*Exercise brief*
Please write out each entry exactly as it appears.

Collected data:
....

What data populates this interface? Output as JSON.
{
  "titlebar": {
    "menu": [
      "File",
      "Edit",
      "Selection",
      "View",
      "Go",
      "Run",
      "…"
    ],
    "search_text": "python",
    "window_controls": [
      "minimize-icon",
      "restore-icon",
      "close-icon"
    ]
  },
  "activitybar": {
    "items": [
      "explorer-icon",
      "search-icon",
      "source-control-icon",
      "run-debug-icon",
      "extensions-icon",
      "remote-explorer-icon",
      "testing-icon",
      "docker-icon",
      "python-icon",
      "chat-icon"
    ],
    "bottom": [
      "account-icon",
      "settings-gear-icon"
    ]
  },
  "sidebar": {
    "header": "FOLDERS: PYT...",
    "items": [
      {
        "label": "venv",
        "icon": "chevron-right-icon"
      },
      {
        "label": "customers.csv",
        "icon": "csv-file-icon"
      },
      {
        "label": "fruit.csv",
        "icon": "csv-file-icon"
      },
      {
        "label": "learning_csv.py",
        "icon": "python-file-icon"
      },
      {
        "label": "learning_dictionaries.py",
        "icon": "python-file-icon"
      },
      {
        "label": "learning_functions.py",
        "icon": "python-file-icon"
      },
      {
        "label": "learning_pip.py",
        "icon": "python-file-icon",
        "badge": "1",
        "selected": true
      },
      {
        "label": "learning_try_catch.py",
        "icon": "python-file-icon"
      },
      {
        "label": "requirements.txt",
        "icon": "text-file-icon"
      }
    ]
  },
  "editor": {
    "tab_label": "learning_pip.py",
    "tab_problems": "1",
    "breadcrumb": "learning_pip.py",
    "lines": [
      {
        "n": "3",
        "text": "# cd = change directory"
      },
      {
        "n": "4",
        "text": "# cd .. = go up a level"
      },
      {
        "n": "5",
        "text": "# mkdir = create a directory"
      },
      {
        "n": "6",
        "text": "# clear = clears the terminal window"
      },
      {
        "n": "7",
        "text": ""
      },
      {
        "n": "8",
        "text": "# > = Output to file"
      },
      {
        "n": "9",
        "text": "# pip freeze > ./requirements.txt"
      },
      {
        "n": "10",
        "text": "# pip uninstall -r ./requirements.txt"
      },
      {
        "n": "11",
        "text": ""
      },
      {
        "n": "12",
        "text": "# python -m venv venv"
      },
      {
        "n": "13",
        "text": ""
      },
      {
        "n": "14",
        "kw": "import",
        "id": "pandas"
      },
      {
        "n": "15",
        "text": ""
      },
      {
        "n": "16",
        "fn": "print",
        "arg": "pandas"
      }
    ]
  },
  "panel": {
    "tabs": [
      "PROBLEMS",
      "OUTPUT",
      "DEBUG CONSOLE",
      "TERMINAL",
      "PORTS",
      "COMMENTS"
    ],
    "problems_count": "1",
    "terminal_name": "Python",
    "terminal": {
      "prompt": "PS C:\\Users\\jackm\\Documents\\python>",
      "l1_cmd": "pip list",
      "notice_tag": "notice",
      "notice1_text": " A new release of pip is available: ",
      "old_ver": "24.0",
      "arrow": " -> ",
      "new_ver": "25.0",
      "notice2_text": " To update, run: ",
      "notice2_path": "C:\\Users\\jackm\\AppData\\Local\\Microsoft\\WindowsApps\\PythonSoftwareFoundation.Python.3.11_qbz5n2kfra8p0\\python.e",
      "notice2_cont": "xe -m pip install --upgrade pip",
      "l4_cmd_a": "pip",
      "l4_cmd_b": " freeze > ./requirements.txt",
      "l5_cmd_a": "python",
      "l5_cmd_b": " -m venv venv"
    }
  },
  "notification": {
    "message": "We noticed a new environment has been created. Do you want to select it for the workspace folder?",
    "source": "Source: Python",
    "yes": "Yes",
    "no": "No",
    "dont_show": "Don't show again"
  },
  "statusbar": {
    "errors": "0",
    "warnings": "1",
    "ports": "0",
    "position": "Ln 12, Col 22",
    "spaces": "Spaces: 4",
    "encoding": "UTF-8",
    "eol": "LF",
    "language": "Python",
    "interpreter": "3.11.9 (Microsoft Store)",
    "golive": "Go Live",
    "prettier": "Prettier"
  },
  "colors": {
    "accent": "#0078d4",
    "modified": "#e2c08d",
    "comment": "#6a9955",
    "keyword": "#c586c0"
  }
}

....

*Response to this task*
What data populates this interface? Output as JSON.
{
  "titlebar": {
    "menu": [
      "File",
      "Edit",
      "Selection",
      "View",
      "Go",
      "Run",
      "…"
    ],
    "search_text": "python",
    "window_controls": [
      "minimize-icon",
      "restore-icon",
      "close-icon"
    ]
  },
  "activitybar": {
    "items": [
      "explorer-icon",
      "search-icon",
      "source-control-icon",
      "run-debug-icon",
      "extensions-icon",
      "remote-explorer-icon",
      "testing-icon",
      "docker-icon",
      "python-icon",
      "chat-icon"
    ],
    "bottom": [
      "account-icon",
      "settings-gear-icon"
    ]
  },
  "sidebar": {
    "header": "FOLDERS: PYT...",
    "items": [
      {
        "label": "venv",
        "icon": "chevron-right-icon"
      },
      {
        "label": "customers.csv",
        "icon": "csv-file-icon"
      },
      {
        "label": "fruit.csv",
        "icon": "csv-file-icon"
      },
      {
        "label": "learning_csv.py",
        "icon": "python-file-icon"
      },
      {
        "label": "learning_dictionaries.py",
        "icon": "python-file-icon"
      },
      {
        "label": "learning_functions.py",
        "icon": "python-file-icon"
      },
      {
        "label": "learning_pip.py",
        "icon": "python-file-icon",
        "badge": "1",
        "selected": true
      },
      {
        "label": "learning_try_catch.py",
        "icon": "python-file-icon"
      },
      {
        "label": "requirements.txt",
        "icon": "text-file-icon"
      }
    ]
  },
  "editor": {
    "tab_label": "learning_pip.py",
    "tab_problems": "1",
    "breadcrumb": "learning_pip.py",
    "lines": [
      {
        "n": "3",
        "text": "# cd = change directory"
      },
      {
        "n": "4",
        "text": "# cd .. = go up a level"
      },
      {
        "n": "5",
        "text": "# mkdir = create a directory"
      },
      {
        "n": "6",
        "text": "# clear = clears the terminal window"
      },
      {
        "n": "7",
        "text": ""
      },
      {
        "n": "8",
        "text": "# > = Output to file"
      },
      {
        "n": "9",
        "text": "# pip freeze > ./requirements.txt"
      },
      {
        "n": "10",
        "text": "# pip uninstall -r ./requirements.txt"
      },
      {
        "n": "11",
        "text": ""
      },
      {
        "n": "12",
        "text": "# python -m venv venv"
      },
      {
        "n": "13",
        "text": ""
      },
      {
        "n": "14",
        "kw": "import",
        "id": "pandas"
      },
      {
        "n": "15",
        "text": ""
      },
      {
        "n": "16",
        "fn": "print",
        "arg": "pandas"
      }
    ]
  },
  "panel": {
    "tabs": [
      "PROBLEMS",
      "OUTPUT",
      "DEBUG CONSOLE",
      "TERMINAL",
      "PORTS",
      "COMMENTS"
    ],
    "problems_count": "1",
    "terminal_name": "Python",
    "terminal": {
      "prompt": "PS C:\\Users\\jackm\\Documents\\python>",
      "l1_cmd": "pip list",
      "notice_tag": "notice",
      "notice1_text": " A new release of pip is available: ",
      "old_ver": "24.0",
      "arrow": " -> ",
      "new_ver": "25.0",
      "notice2_text": " To update, run: ",
      "notice2_path": "C:\\Users\\jackm\\AppData\\Local\\Microsoft\\WindowsApps\\PythonSoftwareFoundation.Python.3.11_qbz5n2kfra8p0\\python.e",
      "notice2_cont": "xe -m pip install --upgrade pip",
      "l4_cmd_a": "pip",
      "l4_cmd_b": " freeze > ./requirements.txt",
      "l5_cmd_a": "python",
      "l5_cmd_b": " -m venv venv"
    }
  },
  "notification": {
    "message": "We noticed a new environment has been created. Do you want to select it for the workspace folder?",
    "source": "Source: Python",
    "yes": "Yes",
    "no": "No",
    "dont_show": "Don't show again"
  },
  "statusbar": {
    "errors": "0",
    "warnings": "1",
    "ports": "0",
    "position": "Ln 12, Col 22",
    "spaces": "Spaces: 4",
    "encoding": "UTF-8",
    "eol": "LF",
    "language": "Python",
    "interpreter": "3.11.9 (Microsoft Store)",
    "golive": "Go Live",
    "prettier": "Prettier"
  },
  "colors": {
    "accent": "#0078d4",
    "modified": "#e2c08d",
    "comment": "#6a9955",
    "keyword": "#c586c0"
  }
}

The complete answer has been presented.